Consumers of Wagyu beef and farmers interested to buy Wagyu breeding stock continuously ask “how do I know it is really Wagyu?”
Wagyu beef is an internationally sought-after niche beef product, demanding a premium price. Locally produced Wagyu beef has recently become available in retail stores in Namibia, likewise demanding a price premium. With a new industry demanding a premium, opportunists will enter the market. The Namibian Wagyu Society’s objective is to protect the Wagyu breed in Namibia and inform the public on what is authentic Wagyu and how to make informed purchase decisions.
What is Wagyu:
Wagyu is an umbrella term for a Japanese breed of beef cattle that has a genetic predisposition to give high levels of intramuscular fat, known as marbling. Research has shown the marbling in Wagyu beef to be healthy, containing high levels of monounsaturated fatty acids (MUFAs), rich in Omega 3 and heart-healthy due to the presence of the good cholesterols. Wagyu beef also has a distinctive taste often described as “beefy”, “salty”, “buttery”, and/or “nutty” which gives it an excellent experience in taste, juiciness and flavour. This is also stated the slogan of the South African Wagyu Society, with claims being supported by Scientific evidence.

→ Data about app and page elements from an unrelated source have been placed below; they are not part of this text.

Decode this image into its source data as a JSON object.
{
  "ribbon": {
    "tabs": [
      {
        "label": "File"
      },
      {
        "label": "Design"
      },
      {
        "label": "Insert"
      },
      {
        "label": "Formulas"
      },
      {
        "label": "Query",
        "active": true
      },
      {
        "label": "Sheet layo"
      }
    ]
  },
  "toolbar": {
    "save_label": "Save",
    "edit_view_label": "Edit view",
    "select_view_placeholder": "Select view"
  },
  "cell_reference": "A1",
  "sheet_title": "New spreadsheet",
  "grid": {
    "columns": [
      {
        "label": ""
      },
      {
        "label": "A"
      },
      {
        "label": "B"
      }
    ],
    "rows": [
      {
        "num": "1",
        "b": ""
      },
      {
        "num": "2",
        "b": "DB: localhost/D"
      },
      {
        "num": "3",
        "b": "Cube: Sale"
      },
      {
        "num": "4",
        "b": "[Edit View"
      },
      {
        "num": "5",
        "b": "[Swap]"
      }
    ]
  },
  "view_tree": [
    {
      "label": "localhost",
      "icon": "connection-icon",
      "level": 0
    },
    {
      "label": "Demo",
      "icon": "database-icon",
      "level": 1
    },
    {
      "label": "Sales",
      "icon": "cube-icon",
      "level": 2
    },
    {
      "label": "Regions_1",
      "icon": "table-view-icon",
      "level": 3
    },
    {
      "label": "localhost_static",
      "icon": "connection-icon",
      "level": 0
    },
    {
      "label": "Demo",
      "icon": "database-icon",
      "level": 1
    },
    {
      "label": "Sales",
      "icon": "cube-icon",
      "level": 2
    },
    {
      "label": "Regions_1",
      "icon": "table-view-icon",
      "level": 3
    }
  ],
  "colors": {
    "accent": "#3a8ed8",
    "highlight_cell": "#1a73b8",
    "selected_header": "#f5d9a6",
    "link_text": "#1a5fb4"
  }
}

How do you start breeding with Wagyu:
Local Namibian Wagyu producers either imported live animals, embryos or surrogates pregnant with full blood Wagyu embryos to establish a local herd. Interested breeders can purchase embryos, semen or live animals from current Wagyu breeders in Namibia to start a stud herd or follow a cross-breeding and upgrading program. Cross-bred animals are also managed, registered and DNA verified, like stud animals.
Implications for Cattle Breeders and Producers:
The first condition is that breeders and/or sellers of wagyu cattle must be registered as Wagyu breeders with the Namibian Wagyu Society (NWS) as well as the Namibian Stud Breeders Association (NSBA).
The second condition is that every Wagyu animals genetic content must be verified by means of DNA analysis and registered on an open online system with the NSBA. Sire verification to a stud registered Wagyu bull for crossbred animals and parent verification for stud animals is compulsory.
Proof of registration must also accompany every Wagyu animal presented for sale. Each animal will thus have two registration tags, a RFID tag as per NamLITS and a stud tag with a registration number as per NSBA documentation. These must correspond with the documentation.
Both the NWS and NSBA should be notified of the change in ownership or location of Wagyu animals. Should animals be sold to breeders who are not registered, the animal loses its registration and cannot be sold or bred as Wagyu, unless the new breeder becomes a member and complies with the constitution and protocols of the NWS.
Implication for the sale of Wagyu Beef:
The breeder/sellers of Wagyu cattle or beef must be in possession of proof of registration of the Wagyu with the NSBA. Following a verification process, approval is also required from both the NWS and
NSBA before slaughter and this documentation will be made readily available upon request. The registration codes RFID and Stud registration number should be present on the animal before slaughter.
Each carcass will be scanned with the objective MasterBeef app, conducted by the Meat Board. The official Marble Score will accompany the packaging of the Wagyu beef to be sold in the market.
The Namibian Wagyu Society is currently implementing and testing a series of protocols to ensure quality, integrity and traceability within the Wagyu value chain. This is a continuous improvement process so that we can protect consumers as well as the Breed. The NWS is also working alongside the South African Wagyu Society and the World Wagyu Council to ensure that international acceptable standards are also adopted in the Namibian Wagyu industry.
Deja Nienaber Vice-Chairlady, Namibia Wagyu Society,